A mathematical proposition is about a certain structure, financial markets. It refers to prices and relations among them. If it is true, it is so in virtue of a certain fact about this structure. And this fact may obtain even if we do not or cannot know that it does.The maths makes the financial theory true.
Following the meeting Heather Mendick shared a post where she contrasts Will Smith being constrained by the mathematical fact that 2+2=4,
with Orwell's presentation that "Freedom is the freedom to say that two plus two equals four".
Heather sees Smith's approach as being an example of "extreme neoliberalism", (I think she means extreme liberalism), but I argued that there is a connection between Orwell's "freedom" to claim 2+2=4 in the context of empiricism and Will Smith's (I assume, metaphorical) rejection of 2+2=4 as a rejection of imposed authority.
What struck me when listening to The Forum was how the discussion developed immediately after the except above. In this excerpt, starting at 3:41, Kendall asks Tegmark to explain how accepting the rules of mathematics leads to a belief in parallel universes. I have recently shared my views on multi-verses, and my belief is that they are a fiction resulting from an incomplete understanding of the mathematical physics. Tegmark supports my view that multi-verses are a mathematical consequence but his Platonism forces him to believe in multi-verses. In this context, comparing Will Smith to Max Tegmark, who is wrong in rejecting mathematical truths. We all recognise Smith is wrong, even probably Smith, but at the same time it is difficult to reject what Tegmark argues, despite the fact that Kendall comments that to the "unititiated" it all looks like make-believe (at 2:30 in the except, 6:11 in the original).
We label Smith as "ignorant" for presenting the claim that 2+2=5 in the context of advocating people reject the status quo, but we are expected to believe in multiverses. Haldan'e criticism (probably) referred to the London Whale, where by presenting mathematics traders at J.P. Morgan reduced the liability of a portfolio from $22 billion to $13 billion (I may be inaccurate here, but the order of magnitude is correct). To the "uninitiated" it all looked like make believe, but, like multi-verses, it carries the authority of mathematics.
Something that always appealed tome about science is its iconoclasm: science is right because it is happy to destroy its icons and move on. We criticise Smith but venerate Galileo for rejecting the Ptolomaic system, despite the fact he the Dialogue is spectacularly wrong on the tides (e.g. Aiton, Brown). Galileo is wrong, as the Inquisition realised, but he was right.

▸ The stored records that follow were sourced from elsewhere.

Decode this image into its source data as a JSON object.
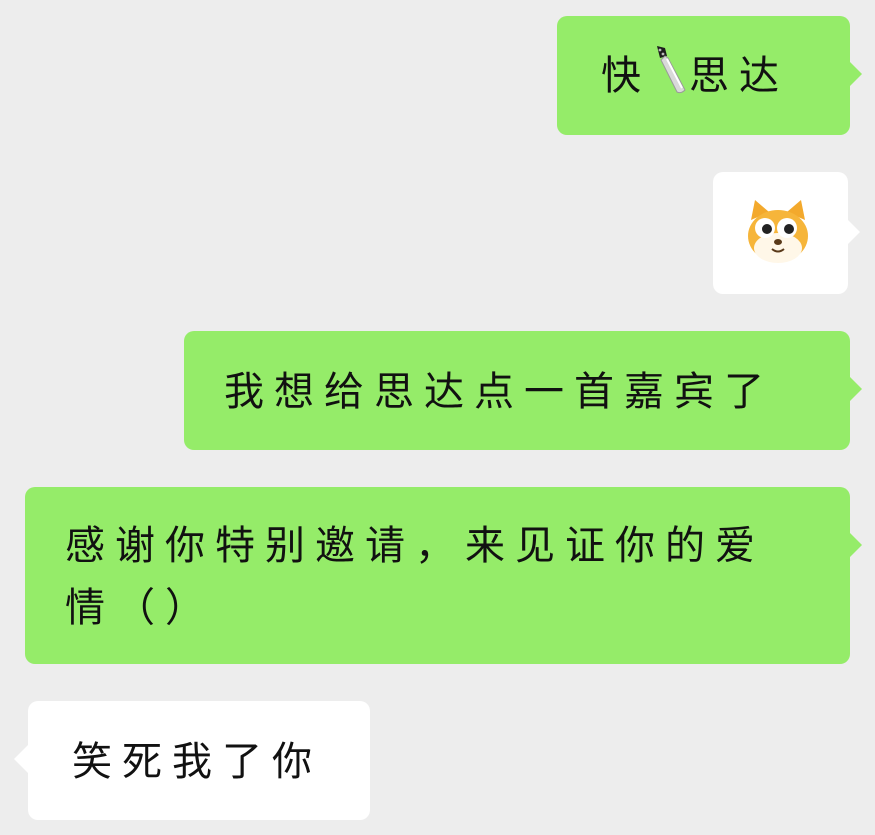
{
  "messages": [
    {
      "side": "sent",
      "text_before": "快",
      "emoji": "knife-icon",
      "text_after": "思达"
    },
    {
      "side": "sent",
      "sticker": "doge-cat-sticker"
    },
    {
      "side": "sent",
      "text": "我想给思达点一首嘉宾了"
    },
    {
      "side": "sent",
      "text": "感谢你特别邀请，来见证你的爱情（）"
    },
    {
      "side": "recv",
      "text": "笑死我了你"
    }
  ],
  "colors": {
    "background": "#ededed",
    "sent_bubble": "#95ec69",
    "received_bubble": "#ffffff"
  }
}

If economics is real in the Platonic sense, and can be described by exact mathematical equations, it will eventually grind to a halt. This was the concern of many economists in the first half of the twentieth century, Knight, Keynes and the Austrians all agreed on the significance of uncertainty and unpredictability in determining economic affairs. The organiser of the Mathematical Cultures conference, the philosopher Brendan Larvour, remarked
a repsonse was"Piketty has written a marvellous, persuasive book that breaks with modern economics' love affair with mathematics" http://t.co/8oFvJhbsmO— Brendan Larvor (@BrendanLarvor) April 28, 2014
My response is that Piketty, a French economist, is mathematically sophisticated, but in a different way to that of the realists/Platonists like Samuelson and Tegmark. My disquieting suggestion is that in order to prevent Financial Crises we really need to examine how tenable mathematical realism, and the science built on this basis, is.@brendanlarvor I was puzzled when I saw that remark. Piketty seems very mathematically sophisticated to me: http://t.co/tFVOhOdxav— Matthew Inglis (@mjinglis) April 28, 2014
PS A Tweet from a French mathematician quoting another section of the Guardian
"Piketty's sublimely nerdy book, packed with graphs, statistics and history..." http://t.co/Xf61IBoFKy "rock-star economist" by @moorehn,— Arthur Charpentier (@freakonometrics) April 28, 2014